**Task statement:**
Set the data below down again, exactly, with every picture left out.

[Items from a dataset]
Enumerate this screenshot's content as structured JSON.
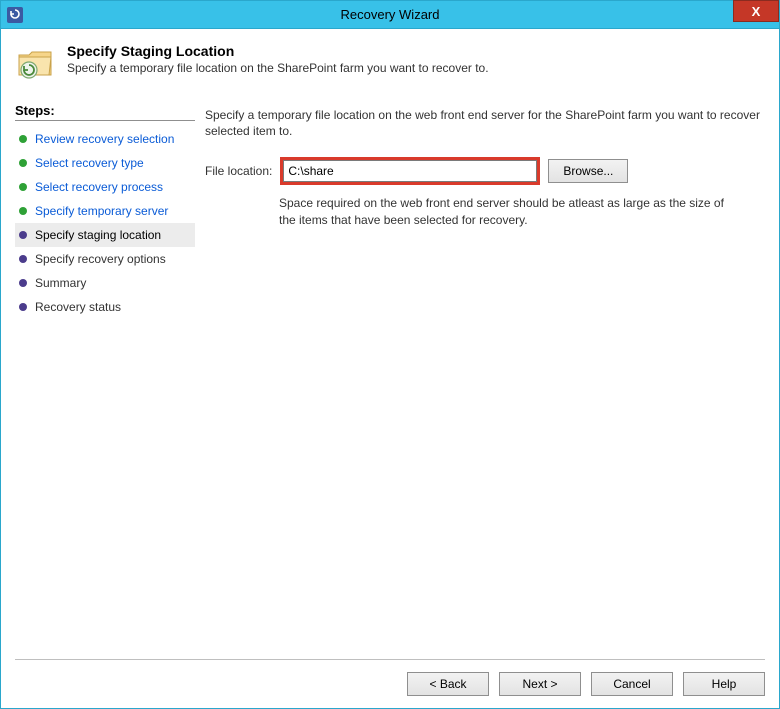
{
  "window": {
    "title": "Recovery Wizard",
    "close_label": "X"
  },
  "header": {
    "title": "Specify Staging Location",
    "subtitle": "Specify a temporary file location on the SharePoint farm you want to recover to."
  },
  "steps": {
    "title": "Steps:",
    "items": [
      {
        "label": "Review recovery selection",
        "state": "completed"
      },
      {
        "label": "Select recovery type",
        "state": "completed"
      },
      {
        "label": "Select recovery process",
        "state": "completed"
      },
      {
        "label": "Specify temporary server",
        "state": "completed"
      },
      {
        "label": "Specify staging location",
        "state": "current"
      },
      {
        "label": "Specify recovery options",
        "state": "upcoming"
      },
      {
        "label": "Summary",
        "state": "upcoming"
      },
      {
        "label": "Recovery status",
        "state": "upcoming"
      }
    ]
  },
  "main": {
    "instruction": "Specify a temporary file location on the web front end server for the SharePoint farm you want to recover selected item to.",
    "file_location_label": "File location:",
    "file_location_value": "C:\\share",
    "browse_label": "Browse...",
    "hint": "Space required on the web front end server should be atleast as large as the size of the items that have been selected for recovery."
  },
  "footer": {
    "back": "< Back",
    "next": "Next >",
    "cancel": "Cancel",
    "help": "Help"
  }
}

**Solution:**
Enumerate this screenshot's content as structured JSON.
{
  "window": {
    "title": "Recovery Wizard",
    "close_label": "X"
  },
  "header": {
    "title": "Specify Staging Location",
    "subtitle": "Specify a temporary file location on the SharePoint farm you want to recover to."
  },
  "steps": {
    "title": "Steps:",
    "items": [
      {
        "label": "Review recovery selection",
        "state": "completed"
      },
      {
        "label": "Select recovery type",
        "state": "completed"
      },
      {
        "label": "Select recovery process",
        "state": "completed"
      },
      {
        "label": "Specify temporary server",
        "state": "completed"
      },
      {
        "label": "Specify staging location",
        "state": "current"
      },
      {
        "label": "Specify recovery options",
        "state": "upcoming"
      },
      {
        "label": "Summary",
        "state": "upcoming"
      },
      {
        "label": "Recovery status",
        "state": "upcoming"
      }
    ]
  },
  "main": {
    "instruction": "Specify a temporary file location on the web front end server for the SharePoint farm you want to recover selected item to.",
    "file_location_label": "File location:",
    "file_location_value": "C:\\share",
    "browse_label": "Browse...",
    "hint": "Space required on the web front end server should be atleast as large as the size of the items that have been selected for recovery."
  },
  "footer": {
    "back": "< Back",
    "next": "Next >",
    "cancel": "Cancel",
    "help": "Help"
  }
}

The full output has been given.